Developing Jordan

Jordan joined the EBRD at the end of 2011. Here we give an overview of what the Bank has achieved there so far

Jordan has been at the forefront of the EBRD’s activities in the southern and eastern Mediterranean (SEMED) region. In just five years the Bank has committed US$ 1 billion to 38 projects that cover sustainable energy, financing for small businesses, infrastructure reform and economic inclusion. As part of its aim to promote an open market economy, the Bank has 87 per cent of its investments in the private sector.

Renewable energy

The EBRD began engaging in Jordanian renewable energy in 2012 by way of policy dialogue with the government. At that stage Jordan imported 97 per cent of its energy, so the Bank’s aim was to help the country address energy shortages by using a clean energy source it abounds in – sunlight.

In 2014 the EBRD helped finance the country’s first solar power plant. Our US$ 25 million loan, along with a parallel loan by the US Overseas Private Investment Corporation (OPIC), helped build a 20 MW solar photovoltaic power plant south-east of the southern city of Ma’an.

Also in the Ma’an governorate, in 2016, we helped finance the first wind project under the first round of Jordan’s renewable energy feed-in tariff programme. It will increase the country’s installed wind capacity by around 40 per cent.

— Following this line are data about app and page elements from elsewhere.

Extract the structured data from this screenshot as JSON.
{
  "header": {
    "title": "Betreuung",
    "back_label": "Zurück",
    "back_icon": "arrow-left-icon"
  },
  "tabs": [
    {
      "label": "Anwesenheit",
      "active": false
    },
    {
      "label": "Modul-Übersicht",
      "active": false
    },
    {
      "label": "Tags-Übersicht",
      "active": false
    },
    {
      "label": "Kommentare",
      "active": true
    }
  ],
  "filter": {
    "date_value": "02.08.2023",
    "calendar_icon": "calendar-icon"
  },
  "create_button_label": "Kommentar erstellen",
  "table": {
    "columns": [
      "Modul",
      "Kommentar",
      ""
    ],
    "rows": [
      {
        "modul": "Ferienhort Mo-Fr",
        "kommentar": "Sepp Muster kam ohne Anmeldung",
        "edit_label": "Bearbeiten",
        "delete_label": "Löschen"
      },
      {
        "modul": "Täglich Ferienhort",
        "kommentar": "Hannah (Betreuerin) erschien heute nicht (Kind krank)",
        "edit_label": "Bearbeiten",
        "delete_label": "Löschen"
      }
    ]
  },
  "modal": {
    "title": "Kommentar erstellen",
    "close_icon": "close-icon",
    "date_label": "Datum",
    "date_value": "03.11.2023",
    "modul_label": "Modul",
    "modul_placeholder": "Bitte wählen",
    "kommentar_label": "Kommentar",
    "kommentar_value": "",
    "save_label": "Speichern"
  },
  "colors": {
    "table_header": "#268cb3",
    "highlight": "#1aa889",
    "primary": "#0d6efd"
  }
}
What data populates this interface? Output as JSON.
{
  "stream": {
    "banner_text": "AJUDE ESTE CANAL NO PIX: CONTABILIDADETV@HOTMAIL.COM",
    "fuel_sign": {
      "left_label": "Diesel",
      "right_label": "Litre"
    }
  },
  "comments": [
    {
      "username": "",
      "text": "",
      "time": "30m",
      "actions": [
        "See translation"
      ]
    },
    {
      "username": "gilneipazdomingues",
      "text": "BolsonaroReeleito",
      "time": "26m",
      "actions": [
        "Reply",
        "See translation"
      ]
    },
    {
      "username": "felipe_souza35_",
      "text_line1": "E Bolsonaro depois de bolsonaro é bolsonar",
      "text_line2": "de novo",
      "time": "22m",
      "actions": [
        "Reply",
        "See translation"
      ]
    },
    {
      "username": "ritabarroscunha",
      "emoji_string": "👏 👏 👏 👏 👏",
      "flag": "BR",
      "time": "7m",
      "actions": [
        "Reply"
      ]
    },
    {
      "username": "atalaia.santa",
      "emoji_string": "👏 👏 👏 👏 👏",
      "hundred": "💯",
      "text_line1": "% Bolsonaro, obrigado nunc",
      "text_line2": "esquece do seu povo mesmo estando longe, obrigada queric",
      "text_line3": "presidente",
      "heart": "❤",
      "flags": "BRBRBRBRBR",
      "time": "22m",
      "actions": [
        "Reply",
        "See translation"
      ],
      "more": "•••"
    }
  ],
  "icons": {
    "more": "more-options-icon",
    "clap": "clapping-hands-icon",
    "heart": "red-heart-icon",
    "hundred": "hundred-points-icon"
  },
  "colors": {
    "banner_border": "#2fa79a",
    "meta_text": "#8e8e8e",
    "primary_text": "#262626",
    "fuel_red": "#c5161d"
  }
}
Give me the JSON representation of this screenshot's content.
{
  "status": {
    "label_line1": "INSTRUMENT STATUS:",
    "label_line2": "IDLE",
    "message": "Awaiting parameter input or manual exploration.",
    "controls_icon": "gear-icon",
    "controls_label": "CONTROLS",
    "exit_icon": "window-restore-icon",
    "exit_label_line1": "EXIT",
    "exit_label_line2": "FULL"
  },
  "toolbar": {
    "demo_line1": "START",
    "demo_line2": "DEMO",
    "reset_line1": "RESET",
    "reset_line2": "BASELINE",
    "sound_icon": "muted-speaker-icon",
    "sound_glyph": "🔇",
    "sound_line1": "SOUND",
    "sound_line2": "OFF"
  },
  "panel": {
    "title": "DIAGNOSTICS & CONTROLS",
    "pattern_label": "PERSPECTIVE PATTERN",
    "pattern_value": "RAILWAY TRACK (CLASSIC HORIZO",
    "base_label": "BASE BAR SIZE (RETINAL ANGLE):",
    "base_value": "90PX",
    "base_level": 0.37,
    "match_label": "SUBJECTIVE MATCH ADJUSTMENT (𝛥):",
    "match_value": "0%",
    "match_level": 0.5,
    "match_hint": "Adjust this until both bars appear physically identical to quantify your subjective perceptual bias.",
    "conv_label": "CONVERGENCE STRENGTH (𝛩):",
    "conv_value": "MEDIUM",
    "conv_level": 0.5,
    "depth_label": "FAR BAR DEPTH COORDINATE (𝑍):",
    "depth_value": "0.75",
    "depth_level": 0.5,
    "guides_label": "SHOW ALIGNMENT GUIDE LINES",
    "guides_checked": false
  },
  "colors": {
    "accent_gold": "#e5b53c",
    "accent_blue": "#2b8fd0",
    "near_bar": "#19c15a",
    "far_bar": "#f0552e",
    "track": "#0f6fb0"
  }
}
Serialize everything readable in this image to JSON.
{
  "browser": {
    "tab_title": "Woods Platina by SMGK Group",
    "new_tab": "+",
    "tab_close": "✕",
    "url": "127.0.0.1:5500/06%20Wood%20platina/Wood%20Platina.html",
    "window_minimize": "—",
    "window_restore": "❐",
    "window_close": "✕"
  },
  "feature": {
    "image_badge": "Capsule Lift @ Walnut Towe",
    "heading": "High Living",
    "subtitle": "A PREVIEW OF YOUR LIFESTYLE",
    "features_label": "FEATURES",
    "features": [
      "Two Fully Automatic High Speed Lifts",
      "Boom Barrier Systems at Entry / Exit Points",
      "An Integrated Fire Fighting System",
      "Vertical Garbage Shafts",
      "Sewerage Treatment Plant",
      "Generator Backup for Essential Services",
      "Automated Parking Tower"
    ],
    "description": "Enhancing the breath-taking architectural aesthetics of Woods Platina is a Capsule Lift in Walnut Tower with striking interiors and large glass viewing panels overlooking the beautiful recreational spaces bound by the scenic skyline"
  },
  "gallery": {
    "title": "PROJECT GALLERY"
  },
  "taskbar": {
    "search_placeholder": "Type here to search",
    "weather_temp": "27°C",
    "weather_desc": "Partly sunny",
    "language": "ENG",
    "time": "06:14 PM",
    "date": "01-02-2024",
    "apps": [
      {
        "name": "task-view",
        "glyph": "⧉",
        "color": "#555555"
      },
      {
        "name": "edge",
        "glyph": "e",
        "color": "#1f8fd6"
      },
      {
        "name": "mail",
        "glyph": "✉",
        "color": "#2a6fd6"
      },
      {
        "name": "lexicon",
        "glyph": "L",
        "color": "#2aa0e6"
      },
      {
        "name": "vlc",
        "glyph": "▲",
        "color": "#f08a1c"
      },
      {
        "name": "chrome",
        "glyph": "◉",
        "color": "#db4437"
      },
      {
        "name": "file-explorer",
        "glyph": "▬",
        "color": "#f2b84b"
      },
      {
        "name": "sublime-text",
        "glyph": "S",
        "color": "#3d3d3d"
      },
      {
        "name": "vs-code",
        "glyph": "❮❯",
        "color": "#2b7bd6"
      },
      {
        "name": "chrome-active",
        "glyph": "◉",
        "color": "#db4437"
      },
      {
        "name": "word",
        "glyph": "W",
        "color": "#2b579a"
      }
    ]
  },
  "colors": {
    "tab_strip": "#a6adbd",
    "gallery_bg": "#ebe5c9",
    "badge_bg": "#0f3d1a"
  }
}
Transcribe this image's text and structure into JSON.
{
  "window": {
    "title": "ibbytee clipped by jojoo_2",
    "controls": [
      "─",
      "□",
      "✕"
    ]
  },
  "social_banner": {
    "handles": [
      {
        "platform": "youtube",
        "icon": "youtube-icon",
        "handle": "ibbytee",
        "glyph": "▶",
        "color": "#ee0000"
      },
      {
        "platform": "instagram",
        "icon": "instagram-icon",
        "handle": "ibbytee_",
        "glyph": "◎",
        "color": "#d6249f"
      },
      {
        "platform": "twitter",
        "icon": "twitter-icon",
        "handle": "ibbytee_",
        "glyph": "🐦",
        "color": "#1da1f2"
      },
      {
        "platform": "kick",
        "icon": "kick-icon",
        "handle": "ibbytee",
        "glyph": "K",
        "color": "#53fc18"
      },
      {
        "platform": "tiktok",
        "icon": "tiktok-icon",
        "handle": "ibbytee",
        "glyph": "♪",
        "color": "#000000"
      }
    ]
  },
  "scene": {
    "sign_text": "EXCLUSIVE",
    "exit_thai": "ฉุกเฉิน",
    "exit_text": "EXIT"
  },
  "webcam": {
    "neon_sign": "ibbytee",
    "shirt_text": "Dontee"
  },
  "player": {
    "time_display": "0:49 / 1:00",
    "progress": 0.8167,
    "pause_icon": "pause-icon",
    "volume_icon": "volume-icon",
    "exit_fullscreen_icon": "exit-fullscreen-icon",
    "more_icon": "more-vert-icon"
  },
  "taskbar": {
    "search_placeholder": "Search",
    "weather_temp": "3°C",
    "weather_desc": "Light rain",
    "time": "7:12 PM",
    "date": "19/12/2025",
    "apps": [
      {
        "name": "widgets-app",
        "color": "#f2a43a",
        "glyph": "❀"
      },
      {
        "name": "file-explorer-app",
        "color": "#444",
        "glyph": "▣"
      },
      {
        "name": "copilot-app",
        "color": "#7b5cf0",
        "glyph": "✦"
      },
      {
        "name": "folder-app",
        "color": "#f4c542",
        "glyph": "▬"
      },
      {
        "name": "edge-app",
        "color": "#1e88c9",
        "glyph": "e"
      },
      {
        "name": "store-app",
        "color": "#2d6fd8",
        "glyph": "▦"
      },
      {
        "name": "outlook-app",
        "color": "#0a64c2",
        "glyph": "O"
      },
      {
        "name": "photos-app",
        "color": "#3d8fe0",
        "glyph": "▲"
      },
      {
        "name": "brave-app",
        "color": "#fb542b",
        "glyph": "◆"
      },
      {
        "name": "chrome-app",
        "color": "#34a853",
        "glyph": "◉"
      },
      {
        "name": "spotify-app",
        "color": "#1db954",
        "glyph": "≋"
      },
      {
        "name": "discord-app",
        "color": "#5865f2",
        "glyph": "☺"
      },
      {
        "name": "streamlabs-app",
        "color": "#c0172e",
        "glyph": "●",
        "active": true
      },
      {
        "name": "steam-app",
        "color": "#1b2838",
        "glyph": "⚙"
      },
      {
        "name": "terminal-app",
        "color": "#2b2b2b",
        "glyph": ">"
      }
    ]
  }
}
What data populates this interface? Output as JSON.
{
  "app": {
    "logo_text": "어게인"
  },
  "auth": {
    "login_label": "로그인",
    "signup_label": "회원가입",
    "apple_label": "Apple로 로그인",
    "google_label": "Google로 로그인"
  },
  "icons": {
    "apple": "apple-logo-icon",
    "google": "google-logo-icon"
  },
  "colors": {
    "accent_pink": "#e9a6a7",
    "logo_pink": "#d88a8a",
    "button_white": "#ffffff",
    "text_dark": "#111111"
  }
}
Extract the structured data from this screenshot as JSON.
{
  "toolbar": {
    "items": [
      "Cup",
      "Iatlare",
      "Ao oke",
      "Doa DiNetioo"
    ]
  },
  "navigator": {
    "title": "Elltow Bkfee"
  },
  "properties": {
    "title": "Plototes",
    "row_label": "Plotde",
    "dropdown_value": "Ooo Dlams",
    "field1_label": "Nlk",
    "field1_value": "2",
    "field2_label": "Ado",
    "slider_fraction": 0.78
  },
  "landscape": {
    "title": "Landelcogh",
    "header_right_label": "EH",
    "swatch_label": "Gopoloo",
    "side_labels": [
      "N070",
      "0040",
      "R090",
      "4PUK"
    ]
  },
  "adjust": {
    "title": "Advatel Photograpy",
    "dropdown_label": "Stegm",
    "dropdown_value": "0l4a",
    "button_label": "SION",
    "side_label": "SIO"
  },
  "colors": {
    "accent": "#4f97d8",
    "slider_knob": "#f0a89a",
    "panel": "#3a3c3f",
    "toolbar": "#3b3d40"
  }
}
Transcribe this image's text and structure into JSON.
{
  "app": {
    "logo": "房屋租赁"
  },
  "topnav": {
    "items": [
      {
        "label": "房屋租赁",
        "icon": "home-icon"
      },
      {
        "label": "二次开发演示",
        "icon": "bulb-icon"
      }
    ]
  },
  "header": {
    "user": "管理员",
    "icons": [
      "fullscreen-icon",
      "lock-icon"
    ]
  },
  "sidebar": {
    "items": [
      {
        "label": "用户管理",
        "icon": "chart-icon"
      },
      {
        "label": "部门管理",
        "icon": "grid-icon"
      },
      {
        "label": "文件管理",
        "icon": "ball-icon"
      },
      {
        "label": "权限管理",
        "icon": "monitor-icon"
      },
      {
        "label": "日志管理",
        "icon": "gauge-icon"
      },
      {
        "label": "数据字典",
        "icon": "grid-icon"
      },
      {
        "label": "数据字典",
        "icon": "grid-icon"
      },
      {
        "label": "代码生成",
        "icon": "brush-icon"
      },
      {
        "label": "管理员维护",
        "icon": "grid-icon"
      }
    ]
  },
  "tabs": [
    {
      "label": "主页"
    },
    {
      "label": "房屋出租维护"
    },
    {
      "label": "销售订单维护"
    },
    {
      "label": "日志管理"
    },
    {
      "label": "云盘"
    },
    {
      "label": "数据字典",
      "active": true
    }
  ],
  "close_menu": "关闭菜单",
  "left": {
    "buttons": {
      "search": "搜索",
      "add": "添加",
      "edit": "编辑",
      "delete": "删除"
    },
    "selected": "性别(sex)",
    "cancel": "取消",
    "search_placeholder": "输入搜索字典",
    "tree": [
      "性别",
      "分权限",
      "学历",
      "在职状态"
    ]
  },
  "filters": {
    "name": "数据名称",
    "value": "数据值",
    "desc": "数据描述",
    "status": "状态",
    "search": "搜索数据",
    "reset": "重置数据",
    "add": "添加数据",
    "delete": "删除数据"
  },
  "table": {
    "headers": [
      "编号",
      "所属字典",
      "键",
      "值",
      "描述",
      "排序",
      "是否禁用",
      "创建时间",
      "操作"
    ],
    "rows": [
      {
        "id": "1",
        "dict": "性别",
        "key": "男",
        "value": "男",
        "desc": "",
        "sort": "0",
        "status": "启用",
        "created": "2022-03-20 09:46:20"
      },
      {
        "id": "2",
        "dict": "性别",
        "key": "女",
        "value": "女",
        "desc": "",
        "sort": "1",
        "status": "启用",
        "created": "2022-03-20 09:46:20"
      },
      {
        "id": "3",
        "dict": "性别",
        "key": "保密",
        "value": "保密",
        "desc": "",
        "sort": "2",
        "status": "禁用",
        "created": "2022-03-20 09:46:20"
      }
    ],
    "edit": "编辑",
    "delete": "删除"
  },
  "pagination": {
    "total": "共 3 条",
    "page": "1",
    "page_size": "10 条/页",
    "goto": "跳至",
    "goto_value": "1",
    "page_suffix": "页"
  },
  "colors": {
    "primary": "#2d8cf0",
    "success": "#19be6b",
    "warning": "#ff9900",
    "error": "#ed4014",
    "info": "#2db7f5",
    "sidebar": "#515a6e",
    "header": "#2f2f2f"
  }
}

Our involvement in renewable energy development continues to strengthen. By September 2017 we had financed eight utility-scale renewable projects in Jordan, and raised the cumulative installed capacity of EBRD-financed power projects to more than 1,000 MW, of which 300 MW comprised renewables.

Jordan’s solar programme is completing its second round and the country is a regional leader in the deployment of renewable energy.


Infrastructure projects are another EBRD focus. With more than a million refugees swelling the population to 9 million and testing Jordan’s municipal services, the EBRD has put in place an imaginative municipal infrastructure investment framework, covering Jordan, Turkey and Lebanon.

It allows the EBRD to help improve services such as wastewater and solid waste handling and, unusually, offers up to 50 per cent of grants, in effect enabling donors to support the government to provide affordable basic services.

Working with Jordan’s Ministry of Water and Irrigation, the EBRD has financed two large pipelines taking wastewater to the country’s biggest treatment plant at As-Samra, which serves half the population.

In Irbid, Jordan’s second largest city, a project under preparation will create a network for first-time wastewater connections for 100,000 people.

We have delivered important achievements in building a resilient and green economy.

Heike Harmgart,

EBRD Regional Head for the Eastern Mediterranean

Accessing finance

The EBRD helps to ease problems that micro, small and medium-sized enterprises (MSMEs) face when trying to access finance. These MSMEs, which comprise 95 per cent of all active firms in Jordan, provide 70 per cent of total private sector employment and generate 40 per cent of GDP. Nurturing them is vital.

The EBRD provides loans to Jordanian banks for on-lending to MSMEs, and trade finance lines to boost international and intra-regional trade.

A US$ 4 million facility with a microfinance institution, MicroFund for Women, has since 2015 provided small loans to Jordanian women entrepreneurs. In 2017 the facility was replenished with an extra US$ 2 million and in a first for banks and microfinance institutions, this facility is available to refugees, whose households are often headed by women needing to earn their own living.

As part of our economic inclusion programme, an EBRD-financed mall in Amman’s Abdali development included a training centre for young Jordanians wanting to work in shops and hotels. The centre is also open to Syrians, some of whom have found jobs.

And to support sustainable tourism, the Bank partnered with the United Nations World Tourism Organization to develop the sector based on responsible and sustainable planning.

The Bank also invested in the Ayla Oasis Project, a residential and commercial waterfront development. It is designed to use renewable energy produced on site which will lead to significant energy and water savings as well as reducing carbon emissions.

The project is accompanied by training for young people and women, and transferring know-how to the local hospitality sector.

Heike Harmgart, the EBRD Regional Head for the Eastern Mediterranean, said: “Together with the Jordanian authorities and the private sector we have delivered important achievements in building a resilient and green economy and I look forward to concluding more investments across all sectors.”

US$ 1bn has been committed to projects that cover sustainable energy, financing for small businesses, infrastructure reform and economic inclusion.